counter-historical fiction

I have just finished reading the fourth and final book in the Time's Tapestry series by Stephen Baxter. Overall, I find that the series is unlike the typical scifi novels I have read in the past and come to love. I would not say that I found the books boring, but I wouldn't recommend these to any scifi-reading friends unless I knew they had an earnest appreciation for millennia-spanning history lectures squeezed into the novel format.

The first book of the series is titled Emperor and the setting spans the course of Pre-Roman through Post-Roman historical England with fictional protagonists cast among famous historical figures. The pace of the story is that which will suddenly jump a century or two forward between chapters, and likewise, the following two books, Conqueror and Navigator follow the same breakneck speed.

Conqueror, still set in the England, follows a new group of fictional characters and recounts the invasions of the Vikings, the Normans, and the Germanic Saxons, though not necessarily in that order.

Navigator takes the reader through the Crusades, the back-and-forth conquests of Moorish Spain and the Iberian Peninsula, and culminates with the famous sea expeditions of trying to navigate the Atlantic passage to India and the far east.

Weaver slows the pace down significantly to follow a single group of main characters, who more or less make it through the entire novel and is firmly entrenched in World War II England under Nazi occupation.
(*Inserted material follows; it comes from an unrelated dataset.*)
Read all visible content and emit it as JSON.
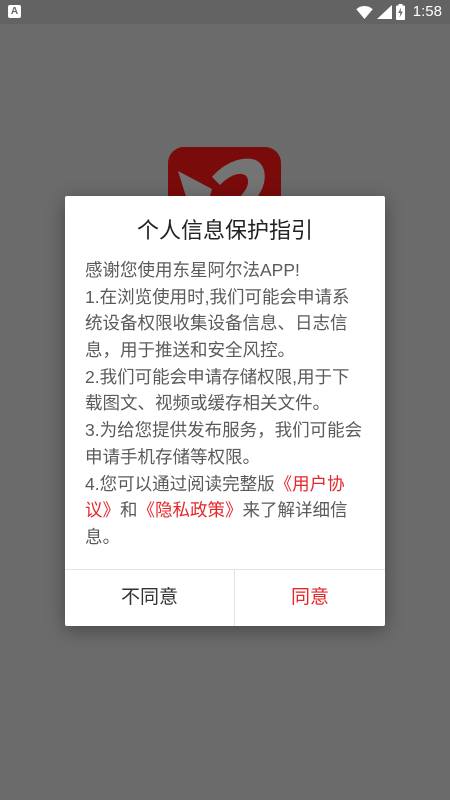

In this novel, we finally meet the fellows who tamper with the history of the first three books, but I will have to say I was disillusioned with this climatic element; metaphorically speaking it was more akin a bottle rocket that fizzles in disappointment than the atomic explosion of brilliance I patiently awaited.

I might add that not having read any of Harry Turtledove's alternate history novels, I can't say how Baxter stacks against this narrow category's 800-pound gorilla. My recommendation for your typical scifi reader would be to skip this series completely. But if you're anything like me, a guy who would love to have some idea of world history but never takes the opportunity to get cracking into the dryness of textbooks, you will probably enjoy having a history lesson crammed into a novel format.